It's Cold!  You want hot chocolate?  Here's a medical reason to enjoy it.  

or. . .

 Do you suffer cognitive decline?  If so, there may be unexpected help.

Today, I stumbled onto an article that claims that 3 grams of chocolate per day, or 15 grams of chocolate per week, will help slow the progress of cognitive impairment in older people.  According to the article, mild cognitive impairment affects some 25% of persons 80 years of age or older.  The risk factors include advancing not only age but also disengagement in intellectual activity.

How does one know that he/she is suffering cognitive impairment?  The article suggests that the signs include compromised memory, language ability and critical thinking.  Cognitive impairment is less serious than dementia but may proceed to dementia.  

Those who experience the signs of cognitive impairment can visit a neurologist-physician, who can test your cognition and diagnose impairment.  Impairment is reversible.  The article reports and 15% to 42 % of patients improve after the initial diagnosis.   

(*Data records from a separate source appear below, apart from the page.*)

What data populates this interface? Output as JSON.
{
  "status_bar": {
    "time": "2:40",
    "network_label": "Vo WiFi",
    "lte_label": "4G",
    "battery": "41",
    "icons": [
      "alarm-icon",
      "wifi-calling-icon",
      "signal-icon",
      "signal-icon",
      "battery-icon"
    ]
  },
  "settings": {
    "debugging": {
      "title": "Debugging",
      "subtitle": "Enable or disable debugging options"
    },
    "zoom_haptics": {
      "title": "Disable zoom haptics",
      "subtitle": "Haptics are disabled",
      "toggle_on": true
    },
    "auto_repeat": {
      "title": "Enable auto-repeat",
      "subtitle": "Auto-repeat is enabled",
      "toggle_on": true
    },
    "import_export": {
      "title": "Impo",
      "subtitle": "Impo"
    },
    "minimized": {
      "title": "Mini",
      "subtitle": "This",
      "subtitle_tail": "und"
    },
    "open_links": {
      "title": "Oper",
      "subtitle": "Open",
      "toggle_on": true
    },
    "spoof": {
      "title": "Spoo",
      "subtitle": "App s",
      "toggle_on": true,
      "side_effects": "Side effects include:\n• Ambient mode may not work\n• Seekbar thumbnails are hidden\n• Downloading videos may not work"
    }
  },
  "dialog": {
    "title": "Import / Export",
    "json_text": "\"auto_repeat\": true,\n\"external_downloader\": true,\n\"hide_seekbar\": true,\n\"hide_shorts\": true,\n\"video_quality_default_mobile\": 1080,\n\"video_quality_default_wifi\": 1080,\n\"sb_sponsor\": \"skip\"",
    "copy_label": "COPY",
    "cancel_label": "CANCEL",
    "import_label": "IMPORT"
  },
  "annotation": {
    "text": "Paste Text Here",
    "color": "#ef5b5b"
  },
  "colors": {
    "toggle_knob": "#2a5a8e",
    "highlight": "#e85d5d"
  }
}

You can read the book:  Gary Wenk, Your Brain on Food, 3rd edition, 2022.  Or read the on-line resource:  "Why Chocolate could save your brain," Psychology (Sept. 3, 2022.)  Other life-style care recommendations include physical activity, continuous learning, social engagement, adequate folic acid, a diet high in fruits and vegetables and low in sugar and saturated fats and alcohol.  And this tidbit:  3 grams of chocolate per day.  "Molecules in cocoa may reduce cognitive decline if provided daily and in adequate dosage for many years."    

Thank you, Dr. Gary Wenk.